If a young man discovers that he has made a mistake in his business, trade, or profession — he can change and take something else, without serious detriment to his future. If a young woman buys a new dress and then concludes that she does not like it — she can discard it, hang it away in the storeroom and get another. If one takes a position, and afterward finds that the place is not satisfactory, nor the work congenial — it is easy to seek another place. But marriage is "for better, for worse, until death us do part." Therefore it should not be entered into unadvisedly or lightly — but reverently, discreetly, in the fear of God, and after most serious thought. It never should be drifted into.

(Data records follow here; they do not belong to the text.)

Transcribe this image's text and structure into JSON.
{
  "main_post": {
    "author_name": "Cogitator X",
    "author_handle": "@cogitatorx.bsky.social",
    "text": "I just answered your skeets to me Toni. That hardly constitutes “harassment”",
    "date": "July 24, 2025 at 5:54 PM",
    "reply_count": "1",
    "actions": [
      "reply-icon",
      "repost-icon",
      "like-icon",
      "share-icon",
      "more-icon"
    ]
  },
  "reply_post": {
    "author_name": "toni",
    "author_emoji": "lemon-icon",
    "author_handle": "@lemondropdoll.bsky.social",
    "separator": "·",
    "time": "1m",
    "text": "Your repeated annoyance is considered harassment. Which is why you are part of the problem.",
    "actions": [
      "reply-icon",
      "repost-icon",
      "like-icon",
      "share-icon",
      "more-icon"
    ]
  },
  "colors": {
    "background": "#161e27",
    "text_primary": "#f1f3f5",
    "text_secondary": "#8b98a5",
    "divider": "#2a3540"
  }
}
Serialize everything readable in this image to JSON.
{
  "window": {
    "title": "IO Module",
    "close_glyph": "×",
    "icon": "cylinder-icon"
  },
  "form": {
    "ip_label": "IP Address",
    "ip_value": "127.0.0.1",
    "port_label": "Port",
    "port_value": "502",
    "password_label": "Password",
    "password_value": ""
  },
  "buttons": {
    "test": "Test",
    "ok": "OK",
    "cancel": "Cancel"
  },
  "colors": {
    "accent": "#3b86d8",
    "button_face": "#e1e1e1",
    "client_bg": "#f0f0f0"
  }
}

Yet it would seem that for nearly every other step in life, there is more deliberation. For nearly all other duties there is instruction, training. Why should there not be for marriage? Why should not mothers talk thoughtfully to their daughters of the meaning of marriage, of the principles which should guide them in entering the relation, and of the duties which will be theirs when they become wives? Why should not fathers have quiet talks with their sons on the subject, telling them what a husband's duties are, how he must forget himself and live for the happiness of the woman he chooses for his wife, giving up his own selfish ways and unlearning habits he has formed, which prove hindrances to the blending which alone makes wholesome marriage?

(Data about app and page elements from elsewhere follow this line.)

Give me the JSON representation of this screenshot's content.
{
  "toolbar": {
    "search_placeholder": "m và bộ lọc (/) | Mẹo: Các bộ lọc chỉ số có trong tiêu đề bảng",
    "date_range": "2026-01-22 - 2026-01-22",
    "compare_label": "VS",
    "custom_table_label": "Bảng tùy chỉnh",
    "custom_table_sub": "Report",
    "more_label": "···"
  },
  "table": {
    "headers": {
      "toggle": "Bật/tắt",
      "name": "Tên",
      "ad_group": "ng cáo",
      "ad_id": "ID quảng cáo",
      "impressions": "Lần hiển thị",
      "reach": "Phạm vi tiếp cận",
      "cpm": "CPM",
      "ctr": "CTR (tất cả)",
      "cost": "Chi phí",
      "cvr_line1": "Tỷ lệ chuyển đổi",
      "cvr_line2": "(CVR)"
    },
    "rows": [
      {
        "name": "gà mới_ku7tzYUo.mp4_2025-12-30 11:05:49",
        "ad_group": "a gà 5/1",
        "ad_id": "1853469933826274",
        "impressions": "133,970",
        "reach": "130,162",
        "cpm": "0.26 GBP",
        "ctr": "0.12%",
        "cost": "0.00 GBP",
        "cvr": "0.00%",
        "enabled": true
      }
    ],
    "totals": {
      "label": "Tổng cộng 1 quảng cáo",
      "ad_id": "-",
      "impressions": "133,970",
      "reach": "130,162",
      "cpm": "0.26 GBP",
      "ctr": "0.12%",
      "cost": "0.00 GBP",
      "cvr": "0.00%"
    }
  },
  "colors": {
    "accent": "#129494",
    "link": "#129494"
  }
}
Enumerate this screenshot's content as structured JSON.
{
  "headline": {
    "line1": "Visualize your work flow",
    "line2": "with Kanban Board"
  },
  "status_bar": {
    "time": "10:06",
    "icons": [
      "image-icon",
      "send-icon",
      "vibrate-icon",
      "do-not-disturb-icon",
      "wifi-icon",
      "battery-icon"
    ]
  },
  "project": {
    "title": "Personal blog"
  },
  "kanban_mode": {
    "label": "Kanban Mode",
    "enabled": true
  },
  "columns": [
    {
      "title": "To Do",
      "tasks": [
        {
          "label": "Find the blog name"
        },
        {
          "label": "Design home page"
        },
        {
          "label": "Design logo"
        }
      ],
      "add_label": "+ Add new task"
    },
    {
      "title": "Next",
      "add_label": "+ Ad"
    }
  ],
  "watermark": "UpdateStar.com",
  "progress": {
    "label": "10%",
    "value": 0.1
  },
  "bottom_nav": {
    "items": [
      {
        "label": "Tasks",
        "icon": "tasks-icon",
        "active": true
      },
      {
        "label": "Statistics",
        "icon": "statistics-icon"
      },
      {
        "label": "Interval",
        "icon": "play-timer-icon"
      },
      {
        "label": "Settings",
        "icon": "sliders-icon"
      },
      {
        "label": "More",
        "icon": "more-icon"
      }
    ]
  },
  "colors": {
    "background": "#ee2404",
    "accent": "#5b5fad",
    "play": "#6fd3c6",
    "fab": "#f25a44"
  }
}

Such wise instruction, given in youth, would certainly lead to more thoughtfulness on the subject — and thoughtfulness would prevent many inconsiderate marriages. It is often said that "marriage is a lottery," as if it were necessarily a sort of game of chance.
But there need not be such uncertainty about its outcome, if only young people would give serious attention to the subject before entering into it.

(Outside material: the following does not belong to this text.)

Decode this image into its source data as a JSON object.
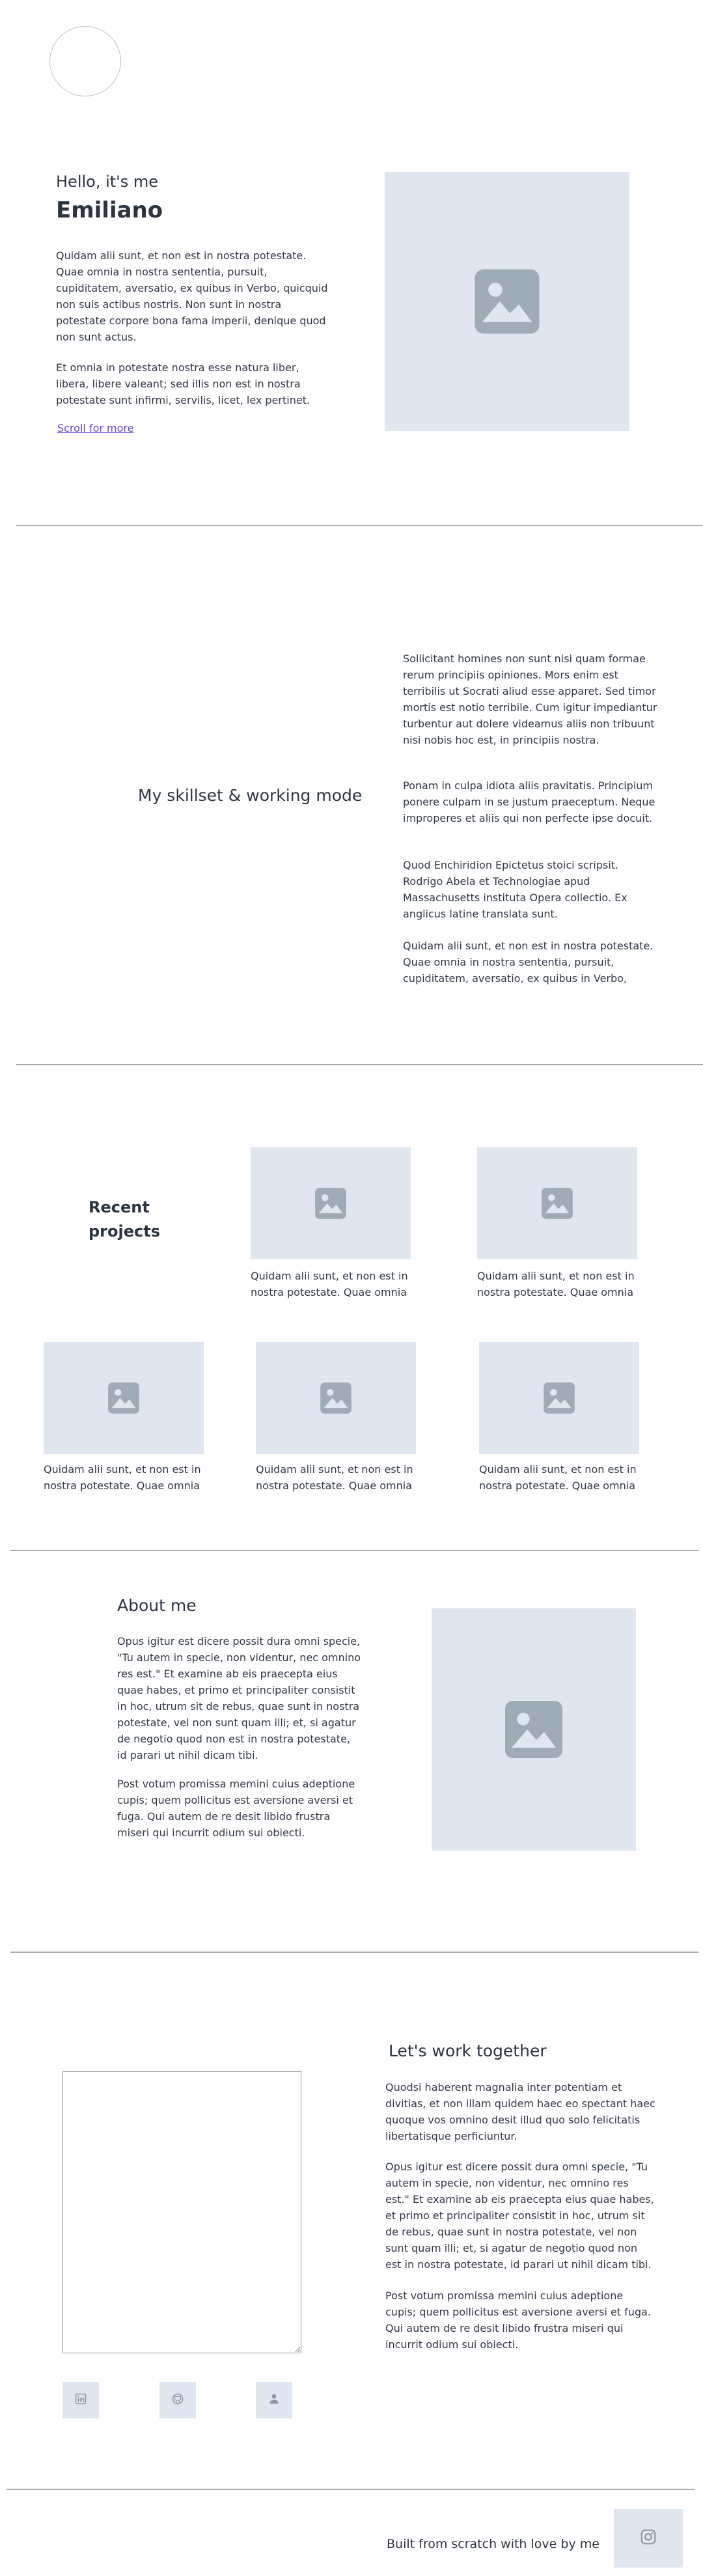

For example, the young man should consider whether the young woman he is interested in is fitted to be his wife. Perhaps it will be necessary for him to live economically, at least for a time. Has this girl had the training which will make her a good poor man's wife? Will she be able so to manage her household affairs, that they can live on the small income he will have? Then will she be willing to live in a plain way, befitting their circumstances, and will she be contented in doing so?
Then, has she the other abilities and qualifications that will make her the dearest woman in the world to him? Are her attractions such as will wear? There is a vast deal more required to make a woman interesting to a man, three hundred and sixty-five days in the year, for forty years or more — than to make her pleasing or winning for an evening, two or three times a week, for a few months.
Then a young man's questioning should not be all on the side of the girl's ability to make him happy, and to be a good, faithful, helpful wife. He ought to be quite as severe regarding himself — whether he is the man to make this woman the husband she needs, whether he can make her happy, and whether he is able to devote himself to the holy task. This should be a really serious question with every young man who asks a girl to be his wife. It means that he must make himself worthy of her in every way; that he must be ready to give up his own preferences in many matters, and live for her.
Then while he makes sure that the girl he is thinking of so warmly, will be ready sweetly to share a plain home and close economy with him as his wife — he must also make sure that he is ready and that he will be able to provide for her in a way that will not lay too heavy a burden of sacrifice upon her. Too many young men never give serious thought to this phase of the marriage problem. The result is that many a noble girl, willing to share privation and close economies with the man she loves, is taken out of a home of comfort — to endure pinching experiences, and even wretched poverty — because the man who promised to keep, comfort, and cherish her, lacks either the capacity or the energy to provide a comfortable home for her.
Whatever other drifting you do, dear young people, don't drift into marriage!! Know what you are doing!